It is pointed out that there was no evidence before the commission as to whether the rates provided by petitioner's contract, when considered with the grant of privileges in the use of petitioner's property, were in fact discriminatory. Under section 17 (b) of the Public Utilities Act (Stats. 1919, pp. 488, 496), it is provided that no public utility shall receive "a greater or less or different compensation" than the rates fixed by the commission. The same section provides that the commission may establish such exceptions from the operation of this prohibition as it may consider just and reasonable. It appears from the face of petitioner's contract that the compensation provided therein is "different" from that fixed by the commission. It was, therefore, unnecessary for the commission to receive evidence as to the value of the privileges granted by petitioner in order to determine the amount of the rate fixed by the contract. It is not essential that a rate be greater or less in amount in order to be discriminatory; a difference in character of payment, such as the granting of privileges or concessions, may in itself give just such advantages as the act is designated to prevent. The contract did, in fact, fix a "different" compensation than that prescribed by the commission. It therefore came within the general prohibition of the Public Utilities Act and the commission was not obliged to receive further evidence in order to determine whether or not an exception should be made.

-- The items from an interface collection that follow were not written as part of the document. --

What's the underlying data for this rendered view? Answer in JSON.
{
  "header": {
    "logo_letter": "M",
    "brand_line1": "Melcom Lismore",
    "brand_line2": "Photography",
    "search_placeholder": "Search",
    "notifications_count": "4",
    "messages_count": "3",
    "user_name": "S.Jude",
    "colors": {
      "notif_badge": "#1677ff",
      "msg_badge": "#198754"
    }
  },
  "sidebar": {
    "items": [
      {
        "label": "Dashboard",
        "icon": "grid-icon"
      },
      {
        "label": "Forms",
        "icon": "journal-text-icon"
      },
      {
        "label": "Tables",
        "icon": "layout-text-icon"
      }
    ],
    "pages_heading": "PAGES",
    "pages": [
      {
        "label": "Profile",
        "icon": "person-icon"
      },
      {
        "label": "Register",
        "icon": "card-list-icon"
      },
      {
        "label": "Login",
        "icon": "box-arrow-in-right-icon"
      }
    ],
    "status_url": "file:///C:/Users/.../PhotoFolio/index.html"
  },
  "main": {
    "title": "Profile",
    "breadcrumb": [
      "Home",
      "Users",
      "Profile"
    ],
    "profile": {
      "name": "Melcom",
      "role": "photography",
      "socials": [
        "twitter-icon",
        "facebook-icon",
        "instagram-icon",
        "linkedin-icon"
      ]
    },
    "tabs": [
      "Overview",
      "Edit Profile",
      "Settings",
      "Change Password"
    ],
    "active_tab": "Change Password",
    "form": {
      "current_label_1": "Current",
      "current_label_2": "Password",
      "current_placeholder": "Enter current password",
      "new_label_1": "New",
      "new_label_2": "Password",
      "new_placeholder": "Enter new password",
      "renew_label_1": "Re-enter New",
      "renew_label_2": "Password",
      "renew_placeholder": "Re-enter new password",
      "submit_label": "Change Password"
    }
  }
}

Having disposed of this point, for we deem it unnecessary to say more in regard thereto, there remains the claim of petitioner that, if the Great Western Power Company is to retain its right given by the contract to use agencies and appliances belonging to him, the order will operate to deprive plaintiff of the use of his property without compensation and, by compelling him, in effect, to pay a higher rate than other consumers, create the discrimination it purports to abolish. If the order attempted to change the rate paid by petitioner and, at the same time, give the power company the right to continue to use the agencies and appliances of petitioner under the contract, then it would, indeed, exceed the jurisdiction of the commission by depriving petitioner of his property without compensation and clue process of law. This, however, is not the effect of the order, which simply does what the law permits, namely, fixes the rates to be paid by the consumer, and, therefore, nullifies the compensation fixed by the contract. It follows, of course, in view of the change effected by the order in such an important part of the contract, that petitioner will have the right under the law to rescind the contract, and prevent further use of his property by the former company, except for compensation properly determined. (See Newport v. Temescal etc. Water Co., 149 Cal. 538, [6 L.R.A. (N.S.) 1098, 87 P. 372]; Miller Lux v. Enterprise etc. Co., 169 Cal. 415, 426, [ 147 P. 567].)
The order to show cause is dismissed.
Angellotti, C. J., Shaw, J., Lawlor, J., Sloane, J., Olney, J., and Wilbur, J., concurred.